TRY IT =
Everything in the records except the pictures must be copied out exactly.

── DATA SUPPLIED

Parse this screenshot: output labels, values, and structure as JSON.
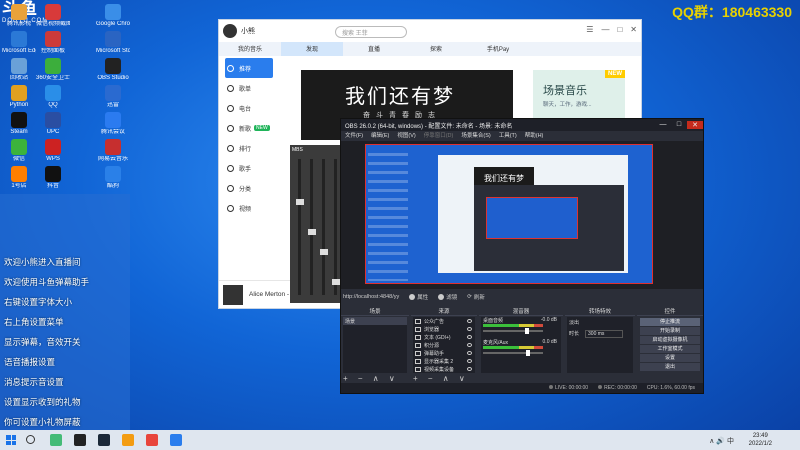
{
  "watermark": {
    "logo": "斗鱼",
    "sub": "DOUYU.COM",
    "qq": "QQ群：180463330"
  },
  "desktop_icons": [
    {
      "label": "腾讯影视",
      "color": "#e9a23b"
    },
    {
      "label": "微信视频截图",
      "color": "#d83a3a"
    },
    {
      "label": "Google Chrome",
      "color": "#3a8ee8"
    },
    {
      "label": "Microsoft Edge",
      "color": "#2b79d6"
    },
    {
      "label": "控制面板",
      "color": "#cc3a3a"
    },
    {
      "label": "Microsoft Store",
      "color": "#2a64c2"
    },
    {
      "label": "回收站",
      "color": "#6aa1d8"
    },
    {
      "label": "360安全卫士",
      "color": "#3cae3c"
    },
    {
      "label": "OBS Studio",
      "color": "#222"
    },
    {
      "label": "Python",
      "color": "#e0a020"
    },
    {
      "label": "QQ",
      "color": "#2a8ee8"
    },
    {
      "label": "迅雷",
      "color": "#2a6ad0"
    },
    {
      "label": "Steam",
      "color": "#111"
    },
    {
      "label": "UPC",
      "color": "#2a4ea2"
    },
    {
      "label": "腾讯会议",
      "color": "#2b7bf0"
    },
    {
      "label": "微信",
      "color": "#3cb33c"
    },
    {
      "label": "WPS",
      "color": "#cc2222"
    },
    {
      "label": "网易云音乐",
      "color": "#c62f2f"
    },
    {
      "label": "1号店",
      "color": "#ff7f00"
    },
    {
      "label": "抖音",
      "color": "#111"
    },
    {
      "label": "酷狗",
      "color": "#2a80e8"
    }
  ],
  "chat": [
    "欢迎小熊进入直播间",
    "欢迎使用斗鱼弹幕助手",
    "右键设置字体大小",
    "右上角设置菜单",
    "显示弹幕，音效开关",
    "语音播报设置",
    "消息提示音设置",
    "设置显示收到的礼物",
    "你可设置小礼物屏蔽"
  ],
  "music_app": {
    "username": "小熊",
    "search_placeholder": "搜索 王菲",
    "controls": [
      "☰",
      "—",
      "□",
      "✕"
    ],
    "tabs": [
      "我的音乐",
      "发现",
      "直播",
      "探索",
      "手机Pay"
    ],
    "active_tab_index": 1,
    "sidebar": [
      {
        "label": "推荐",
        "active": true
      },
      {
        "label": "歌单"
      },
      {
        "label": "电台"
      },
      {
        "label": "新歌",
        "badge": "NEW"
      },
      {
        "label": "排行"
      },
      {
        "label": "歌手"
      },
      {
        "label": "分类"
      },
      {
        "label": "视频"
      }
    ],
    "banner_title": "我们还有梦",
    "banner_sub": "奋斗青春励志",
    "side_banner_title": "场景音乐",
    "side_banner_sub": "聊天，工作，游戏...",
    "side_banner_badge": "NEW",
    "now_playing": "Alice Merton - No Roots"
  },
  "mixer_label": "MBS",
  "obs": {
    "title": "OBS 26.0.2 (64-bit, windows) - 配置文件: 未命名 - 场景: 未命名",
    "menu": [
      "文件(F)",
      "编辑(E)",
      "视图(V)",
      "停靠窗口(D)",
      "场景集合(S)",
      "工具(T)",
      "帮助(H)"
    ],
    "disabled_menu_index": 3,
    "preview_banner": "我们还有梦",
    "source_url": "http://localhost:4848/yy",
    "toolbar": {
      "properties": "属性",
      "filters": "滤镜",
      "refresh": "刷新"
    },
    "docks": {
      "scenes": "场景",
      "sources": "来源",
      "mixer": "混音器",
      "transitions": "转场特效",
      "controls": "控件"
    },
    "scenes": [
      "场景"
    ],
    "sources": [
      "公众广告",
      "浏览器",
      "文本 (GDI+)",
      "积分源",
      "弹幕助手",
      "显示器采集 2",
      "视频采集设备"
    ],
    "mixer_tracks": [
      {
        "name": "桌面音频",
        "db": "-0.0 dB",
        "handle": 0.7
      },
      {
        "name": "麦克风/Aux",
        "db": "0.0 dB",
        "handle": 0.72
      }
    ],
    "transition": {
      "label1": "淡出",
      "label2": "时长",
      "value": "300 ms"
    },
    "controls": [
      "停止推流",
      "开始录制",
      "启动虚拟摄像机",
      "工作室模式",
      "设置",
      "退出"
    ],
    "footer": "+ − ∧ ∨",
    "status": {
      "live": "LIVE: 00:00:00",
      "rec": "REC: 00:00:00",
      "cpu": "CPU: 1.6%, 60.00 fps"
    }
  },
  "taskbar": {
    "icons": [
      {
        "name": "search-icon",
        "color": "#333"
      },
      {
        "name": "taskview-icon",
        "color": "#4b7"
      },
      {
        "name": "obs-icon",
        "color": "#222"
      },
      {
        "name": "steam-icon",
        "color": "#1b2838"
      },
      {
        "name": "douyu-icon",
        "color": "#f39c12"
      },
      {
        "name": "chrome-icon",
        "color": "#e8453c"
      },
      {
        "name": "app-icon",
        "color": "#2a7ded"
      }
    ],
    "tray": "∧ 🔊 中",
    "time": "23:49",
    "date": "2022/1/2"
  }
}
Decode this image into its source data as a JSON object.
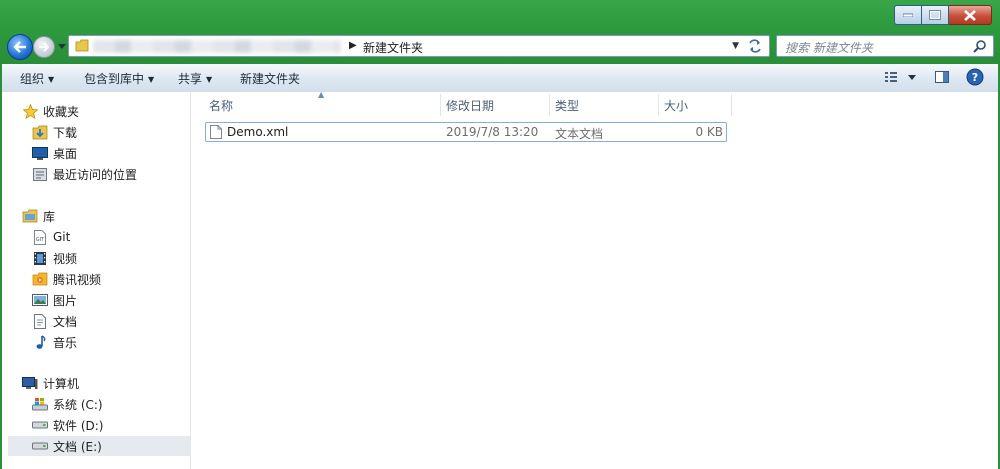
{
  "window": {
    "caption_buttons": [
      "minimize",
      "maximize",
      "close"
    ]
  },
  "address": {
    "current_folder": "新建文件夹",
    "search_placeholder": "搜索 新建文件夹"
  },
  "toolbar": {
    "organize": "组织",
    "include_in_library": "包含到库中",
    "share": "共享",
    "new_folder": "新建文件夹"
  },
  "sidebar": {
    "favorites": {
      "label": "收藏夹",
      "items": [
        "下载",
        "桌面",
        "最近访问的位置"
      ]
    },
    "libraries": {
      "label": "库",
      "items": [
        "Git",
        "视频",
        "腾讯视频",
        "图片",
        "文档",
        "音乐"
      ]
    },
    "computer": {
      "label": "计算机",
      "items": [
        "系统 (C:)",
        "软件 (D:)",
        "文档 (E:)"
      ],
      "selected_index": 2
    }
  },
  "file_list": {
    "columns": {
      "name": "名称",
      "date": "修改日期",
      "type": "类型",
      "size": "大小"
    },
    "rows": [
      {
        "name": "Demo.xml",
        "date": "2019/7/8 13:20",
        "type": "文本文档",
        "size": "0 KB"
      }
    ]
  },
  "colors": {
    "frame": "#2e9a3e",
    "selection_border": "#84acdd",
    "selected_nav_bg": "#e6eaef"
  }
}
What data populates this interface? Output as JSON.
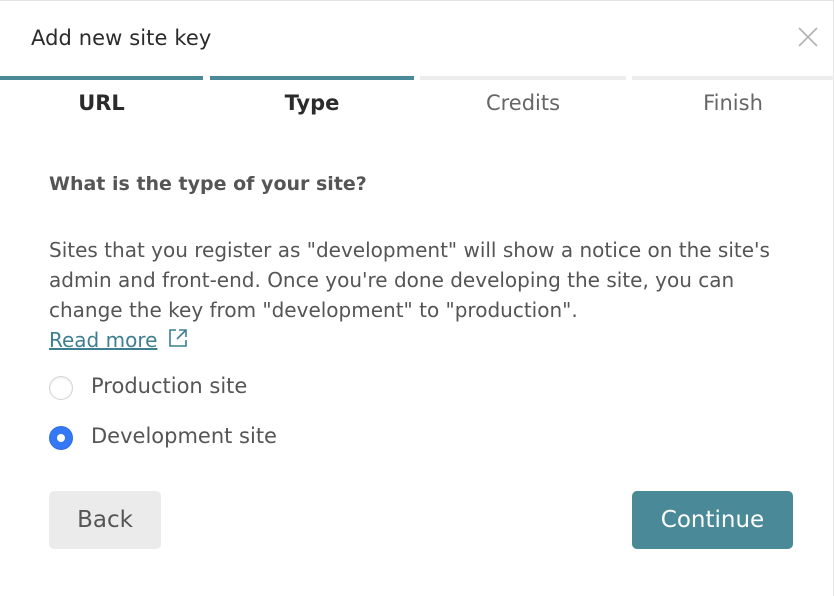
{
  "dialog": {
    "title": "Add new site key",
    "close_icon": "close-icon"
  },
  "steps": [
    {
      "label": "URL",
      "state": "done"
    },
    {
      "label": "Type",
      "state": "done"
    },
    {
      "label": "Credits",
      "state": "pending"
    },
    {
      "label": "Finish",
      "state": "pending"
    }
  ],
  "content": {
    "question": "What is the type of your site?",
    "description": "Sites that you register as \"development\" will show a notice on the site's admin and front-end. Once you're done developing the site, you can change the key from \"development\" to \"production\".",
    "read_more": "Read more",
    "read_more_icon": "external-link-icon"
  },
  "options": [
    {
      "label": "Production site",
      "checked": false
    },
    {
      "label": "Development site",
      "checked": true
    }
  ],
  "buttons": {
    "back": "Back",
    "continue": "Continue"
  },
  "colors": {
    "accent": "#4a8a98",
    "link": "#3d7f91",
    "radio_checked": "#3478f6",
    "step_pending": "#ededed"
  }
}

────

YOUR RESPONSE =
Parse this screenshot: output labels, values, and structure as JSON.
{
  "watermark": {
    "logo": "斗鱼",
    "sub": "DOUYU.COM",
    "qq": "QQ群：180463330"
  },
  "desktop_icons": [
    {
      "label": "腾讯影视",
      "color": "#e9a23b"
    },
    {
      "label": "微信视频截图",
      "color": "#d83a3a"
    },
    {
      "label": "Google Chrome",
      "color": "#3a8ee8"
    },
    {
      "label": "Microsoft Edge",
      "color": "#2b79d6"
    },
    {
      "label": "控制面板",
      "color": "#cc3a3a"
    },
    {
      "label": "Microsoft Store",
      "color": "#2a64c2"
    },
    {
      "label": "回收站",
      "color": "#6aa1d8"
    },
    {
      "label": "360安全卫士",
      "color": "#3cae3c"
    },
    {
      "label": "OBS Studio",
      "color": "#222"
    },
    {
      "label": "Python",
      "color": "#e0a020"
    },
    {
      "label": "QQ",
      "color": "#2a8ee8"
    },
    {
      "label": "迅雷",
      "color": "#2a6ad0"
    },
    {
      "label": "Steam",
      "color": "#111"
    },
    {
      "label": "UPC",
      "color": "#2a4ea2"
    },
    {
      "label": "腾讯会议",
      "color": "#2b7bf0"
    },
    {
      "label": "微信",
      "color": "#3cb33c"
    },
    {
      "label": "WPS",
      "color": "#cc2222"
    },
    {
      "label": "网易云音乐",
      "color": "#c62f2f"
    },
    {
      "label": "1号店",
      "color": "#ff7f00"
    },
    {
      "label": "抖音",
      "color": "#111"
    },
    {
      "label": "酷狗",
      "color": "#2a80e8"
    }
  ],
  "chat": [
    "欢迎小熊进入直播间",
    "欢迎使用斗鱼弹幕助手",
    "右键设置字体大小",
    "右上角设置菜单",
    "显示弹幕，音效开关",
    "语音播报设置",
    "消息提示音设置",
    "设置显示收到的礼物",
    "你可设置小礼物屏蔽"
  ],
  "music_app": {
    "username": "小熊",
    "search_placeholder": "搜索 王菲",
    "controls": [
      "☰",
      "—",
      "□",
      "✕"
    ],
    "tabs": [
      "我的音乐",
      "发现",
      "直播",
      "探索",
      "手机Pay"
    ],
    "active_tab_index": 1,
    "sidebar": [
      {
        "label": "推荐",
        "active": true
      },
      {
        "label": "歌单"
      },
      {
        "label": "电台"
      },
      {
        "label": "新歌",
        "badge": "NEW"
      },
      {
        "label": "排行"
      },
      {
        "label": "歌手"
      },
      {
        "label": "分类"
      },
      {
        "label": "视频"
      }
    ],
    "banner_title": "我们还有梦",
    "banner_sub": "奋斗青春励志",
    "side_banner_title": "场景音乐",
    "side_banner_sub": "聊天，工作，游戏...",
    "side_banner_badge": "NEW",
    "now_playing": "Alice Merton - No Roots"
  },
  "mixer_label": "MBS",
  "obs": {
    "title": "OBS 26.0.2 (64-bit, windows) - 配置文件: 未命名 - 场景: 未命名",
    "menu": [
      "文件(F)",
      "编辑(E)",
      "视图(V)",
      "停靠窗口(D)",
      "场景集合(S)",
      "工具(T)",
      "帮助(H)"
    ],
    "disabled_menu_index": 3,
    "preview_banner": "我们还有梦",
    "source_url": "http://localhost:4848/yy",
    "toolbar": {
      "properties": "属性",
      "filters": "滤镜",
      "refresh": "刷新"
    },
    "docks": {
      "scenes": "场景",
      "sources": "来源",
      "mixer": "混音器",
      "transitions": "转场特效",
      "controls": "控件"
    },
    "scenes": [
      "场景"
    ],
    "sources": [
      "公众广告",
      "浏览器",
      "文本 (GDI+)",
      "积分源",
      "弹幕助手",
      "显示器采集 2",
      "视频采集设备"
    ],
    "mixer_tracks": [
      {
        "name": "桌面音频",
        "db": "-0.0 dB",
        "handle": 0.7
      },
      {
        "name": "麦克风/Aux",
        "db": "0.0 dB",
        "handle": 0.72
      }
    ],
    "transition": {
      "label1": "淡出",
      "label2": "时长",
      "value": "300 ms"
    },
    "controls": [
      "停止推流",
      "开始录制",
      "启动虚拟摄像机",
      "工作室模式",
      "设置",
      "退出"
    ],
    "footer": "+ − ∧ ∨",
    "status": {
      "live": "LIVE: 00:00:00",
      "rec": "REC: 00:00:00",
      "cpu": "CPU: 1.6%, 60.00 fps"
    }
  },
  "taskbar": {
    "icons": [
      {
        "name": "search-icon",
        "color": "#333"
      },
      {
        "name": "taskview-icon",
        "color": "#4b7"
      },
      {
        "name": "obs-icon",
        "color": "#222"
      },
      {
        "name": "steam-icon",
        "color": "#1b2838"
      },
      {
        "name": "douyu-icon",
        "color": "#f39c12"
      },
      {
        "name": "chrome-icon",
        "color": "#e8453c"
      },
      {
        "name": "app-icon",
        "color": "#2a7ded"
      }
    ],
    "tray": "∧ 🔊 中",
    "time": "23:49",
    "date": "2022/1/2"
  }
}
Decode this image into its source data as a JSON object.
{
  "window": {
    "caption_buttons": [
      "minimize",
      "maximize",
      "close"
    ]
  },
  "address": {
    "current_folder": "新建文件夹",
    "search_placeholder": "搜索 新建文件夹"
  },
  "toolbar": {
    "organize": "组织",
    "include_in_library": "包含到库中",
    "share": "共享",
    "new_folder": "新建文件夹"
  },
  "sidebar": {
    "favorites": {
      "label": "收藏夹",
      "items": [
        "下载",
        "桌面",
        "最近访问的位置"
      ]
    },
    "libraries": {
      "label": "库",
      "items": [
        "Git",
        "视频",
        "腾讯视频",
        "图片",
        "文档",
        "音乐"
      ]
    },
    "computer": {
      "label": "计算机",
      "items": [
        "系统 (C:)",
        "软件 (D:)",
        "文档 (E:)"
      ],
      "selected_index": 2
    }
  },
  "file_list": {
    "columns": {
      "name": "名称",
      "date": "修改日期",
      "type": "类型",
      "size": "大小"
    },
    "rows": [
      {
        "name": "Demo.xml",
        "date": "2019/7/8 13:20",
        "type": "文本文档",
        "size": "0 KB"
      }
    ]
  },
  "colors": {
    "frame": "#2e9a3e",
    "selection_border": "#84acdd",
    "selected_nav_bg": "#e6eaef"
  }
}
What data populates this interface? Output as JSON.
{
  "dialog": {
    "title": "Add new site key",
    "close_icon": "close-icon"
  },
  "steps": [
    {
      "label": "URL",
      "state": "done"
    },
    {
      "label": "Type",
      "state": "done"
    },
    {
      "label": "Credits",
      "state": "pending"
    },
    {
      "label": "Finish",
      "state": "pending"
    }
  ],
  "content": {
    "question": "What is the type of your site?",
    "description": "Sites that you register as \"development\" will show a notice on the site's admin and front-end. Once you're done developing the site, you can change the key from \"development\" to \"production\".",
    "read_more": "Read more",
    "read_more_icon": "external-link-icon"
  },
  "options": [
    {
      "label": "Production site",
      "checked": false
    },
    {
      "label": "Development site",
      "checked": true
    }
  ],
  "buttons": {
    "back": "Back",
    "continue": "Continue"
  },
  "colors": {
    "accent": "#4a8a98",
    "link": "#3d7f91",
    "radio_checked": "#3478f6",
    "step_pending": "#ededed"
  }
}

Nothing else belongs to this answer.